Finally, sustainable growth will not be possible without a highly skilled workforce. Faced with increased competition for global markets, Britain will have to move higher up the value chain if it is to compete for business. Fortunately, this is where low-carbon sectors are particularly strong as they offer opportunities at that level. For example, in the design, engineering and consultancy professions.

But despite improvements in recent years, Britain still suffers a severe skills deficit with too many adults lacking any qualifications at all, not to mention those that are of value to employers. Policymakers must now aim to put in place a robust, fully inclusive and high-standard system of post-compulsory education and training with an emphasis on creating a competitive, sustainable economy. These should work far more closely with business to forecast and plan for future skills gaps, including in highly technical low-carbon professions. They must also look to countries like Denmark on how to manage the trade-off between the desire for labour market flexibility and the need to retain and develop human capital.

It is increasingly widely agreed that growth is neither the only, nor even the most important, indicator of economic success. But in the current economic system, prosperity and environmental protection without growth is neither possible nor desirable.

Tim Jackson and his followers in the environmental movement may have a sophisticated political strategy to transform the whole capitalist system, but it is not yet clear what this is. In its absence, the primary goal must be to decouple growth and resource use. If instead we focus our energies on changing the economic system then ecological tipping points are likely to have been exceeded before we are successful. Avoiding this will mean focusing instead on massive investment to decarbonise our energy, communication and transport systems.
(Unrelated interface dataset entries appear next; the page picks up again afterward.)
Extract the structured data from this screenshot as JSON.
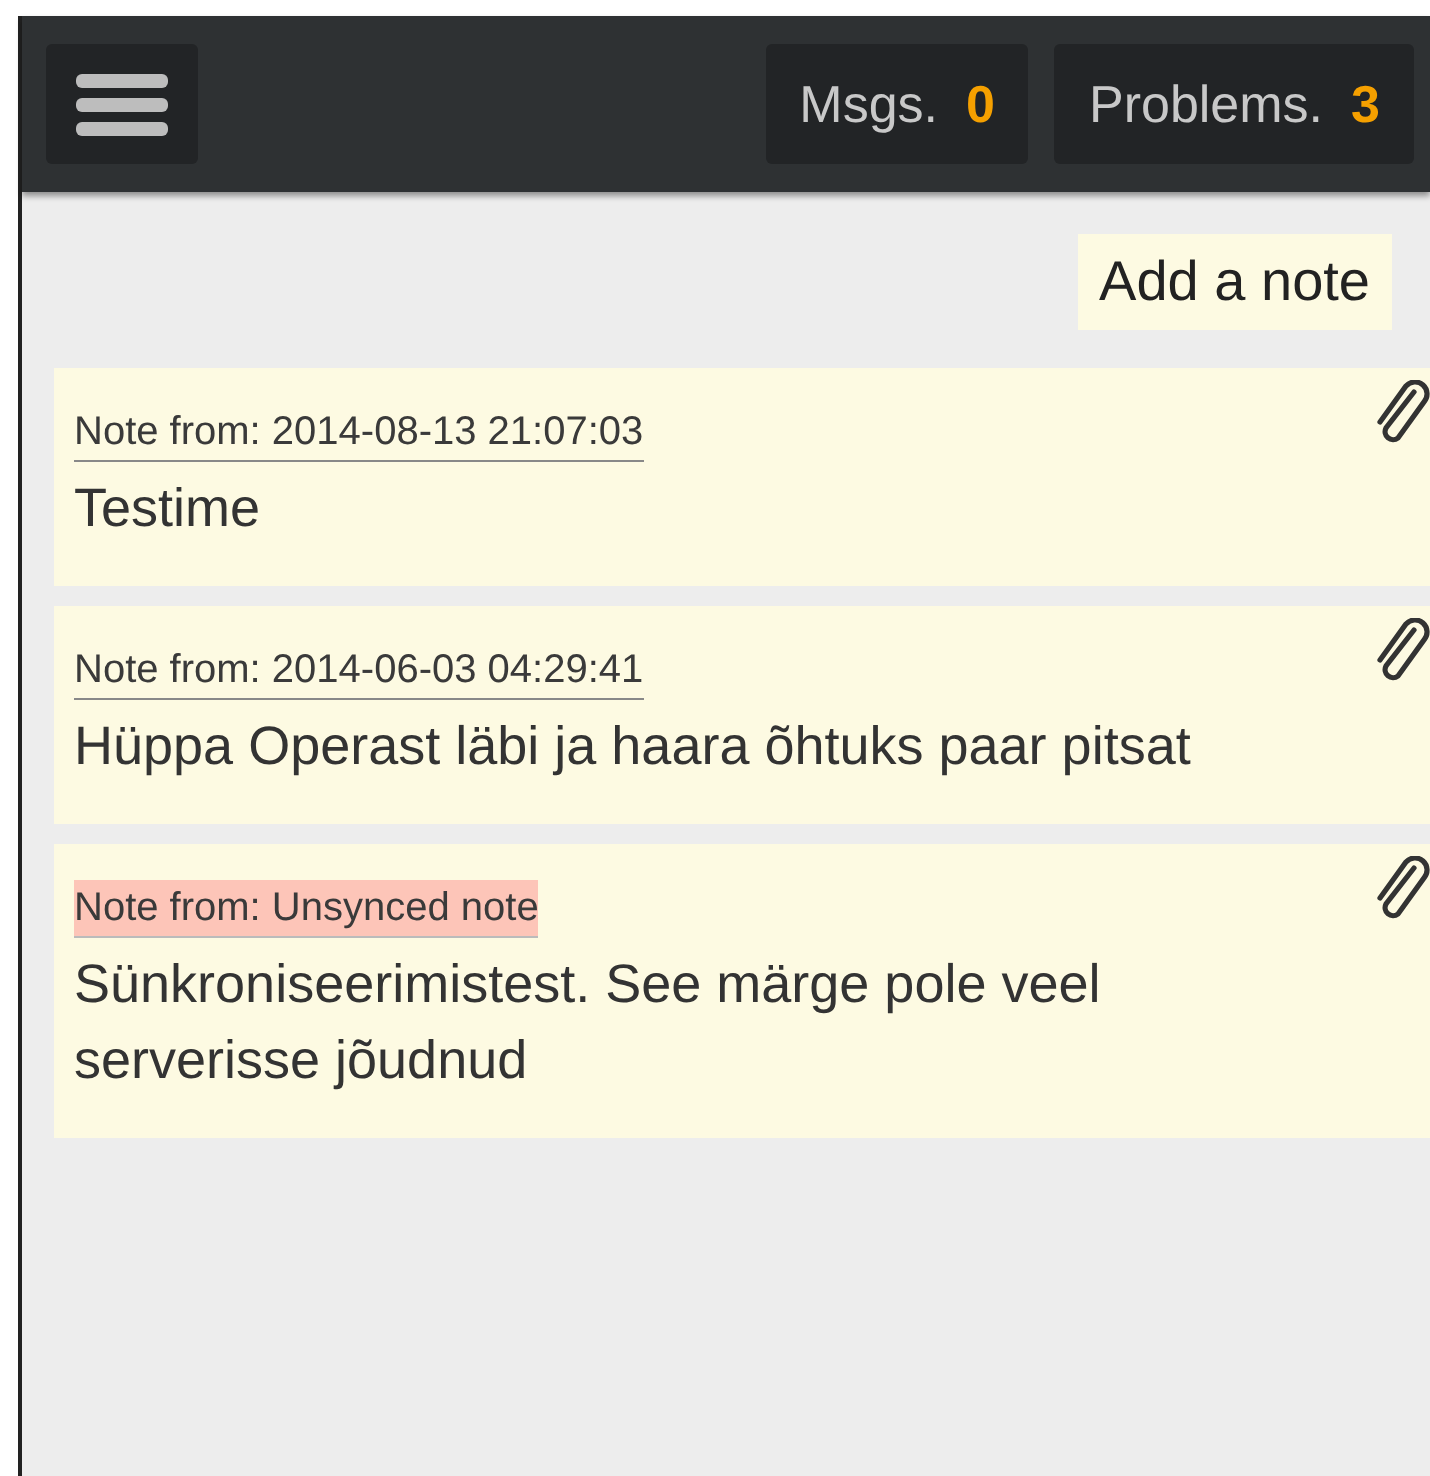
{
  "top_bar": {
    "counters": [
      {
        "label": "Msgs.",
        "count": "0"
      },
      {
        "label": "Problems.",
        "count": "3"
      }
    ]
  },
  "add_note": "Add a note",
  "notes": [
    {
      "header": "Note from: 2014-08-13 21:07:03",
      "text": "Testime",
      "unsynced": false
    },
    {
      "header": "Note from: 2014-06-03 04:29:41",
      "text": "Hüppa Operast läbi ja haara õhtuks paar pitsat",
      "unsynced": false
    },
    {
      "header": "Note from: Unsynced note",
      "text": "Sünkroniseerimistest. See märge pole veel serverisse jõudnud",
      "unsynced": true
    }
  ]
}
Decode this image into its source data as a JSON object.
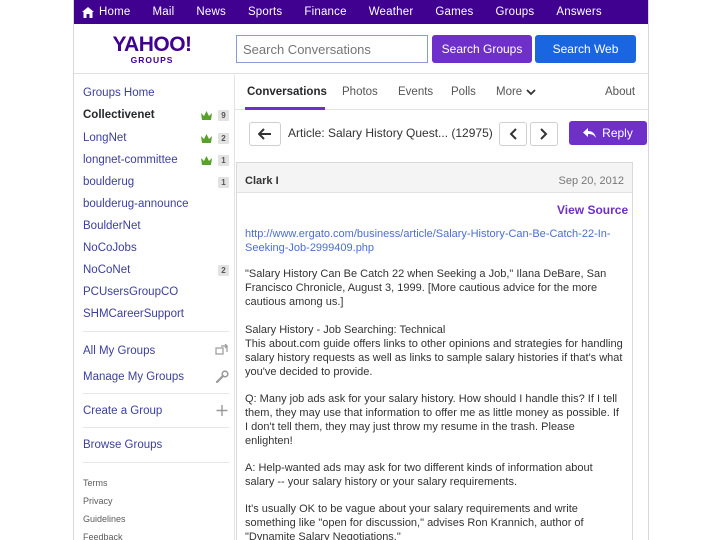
{
  "topnav": {
    "items": [
      "Home",
      "Mail",
      "News",
      "Sports",
      "Finance",
      "Weather",
      "Games",
      "Groups",
      "Answers"
    ]
  },
  "header": {
    "logo_text": "YAHOO!",
    "logo_sub": "GROUPS",
    "search_placeholder": "Search Conversations",
    "search_groups_label": "Search Groups",
    "search_web_label": "Search Web"
  },
  "sidebar": {
    "groups_home": "Groups Home",
    "groups": [
      {
        "label": "Collectivenet",
        "bold": true,
        "crown": true,
        "count": "9"
      },
      {
        "label": "LongNet",
        "bold": false,
        "crown": true,
        "count": "2"
      },
      {
        "label": "longnet-committee",
        "bold": false,
        "crown": true,
        "count": "1"
      },
      {
        "label": "boulderug",
        "bold": false,
        "crown": false,
        "count": "1"
      },
      {
        "label": "boulderug-announce",
        "bold": false,
        "crown": false,
        "count": ""
      },
      {
        "label": "BoulderNet",
        "bold": false,
        "crown": false,
        "count": ""
      },
      {
        "label": "NoCoJobs",
        "bold": false,
        "crown": false,
        "count": ""
      },
      {
        "label": "NoCoNet",
        "bold": false,
        "crown": false,
        "count": "2"
      },
      {
        "label": "PCUsersGroupCO",
        "bold": false,
        "crown": false,
        "count": ""
      },
      {
        "label": "SHMCareerSupport",
        "bold": false,
        "crown": false,
        "count": ""
      }
    ],
    "all_groups": "All My Groups",
    "manage_groups": "Manage My Groups",
    "create_group": "Create a Group",
    "browse_groups": "Browse Groups",
    "footer_links": [
      "Terms",
      "Privacy",
      "Guidelines",
      "Feedback"
    ]
  },
  "tabs": {
    "items": [
      "Conversations",
      "Photos",
      "Events",
      "Polls",
      "More"
    ],
    "about": "About"
  },
  "message": {
    "subject": "Article: Salary History Quest... (12975)",
    "reply_label": "Reply",
    "author": "Clark I",
    "date": "Sep 20, 2012",
    "view_source": "View Source",
    "link": "http://www.ergato.com/business/article/Salary-History-Can-Be-Catch-22-In-Seeking-Job-2999409.php",
    "paragraphs": [
      "\"Salary History Can Be Catch 22 when Seeking a Job,\" Ilana DeBare, San Francisco Chronicle, August 3, 1999. [More cautious advice for the more cautious among us.]",
      "Salary History - Job Searching: Technical\nThis about.com guide offers links to other opinions and strategies for handling salary history requests as well as links to sample salary histories if that's what you've decided to provide.",
      "Q: Many job ads ask for your salary history. How should I handle this? If I tell them, they may use that information to offer me as little money as possible. If I don't tell them, they may just throw my resume in the trash. Please enlighten!",
      "A: Help-wanted ads may ask for two different kinds of information about salary -- your salary history or your salary requirements.",
      "It's usually OK to be vague about your salary requirements and write something like \"open for discussion,\" advises Ron Krannich, author of \"Dynamite Salary Negotiations.\""
    ]
  },
  "colors": {
    "brand_purple": "#400090",
    "accent_purple": "#6e30c8",
    "web_blue": "#1a66e0",
    "crown_green": "#5aa02c"
  }
}
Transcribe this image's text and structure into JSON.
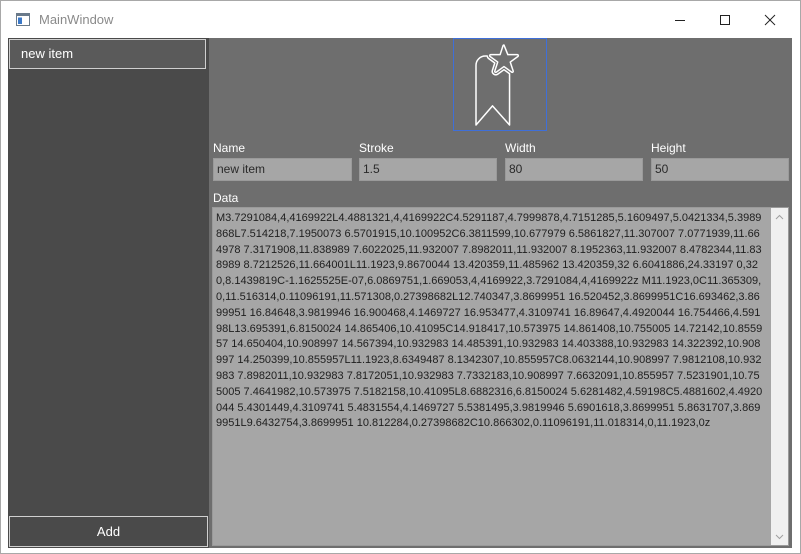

If successful, this should result in jobs and prosperity and, almost inevitably, GDP growth too.

 
 

Our people

Will Straw, Associate Director for Climate Change, Energy and Transport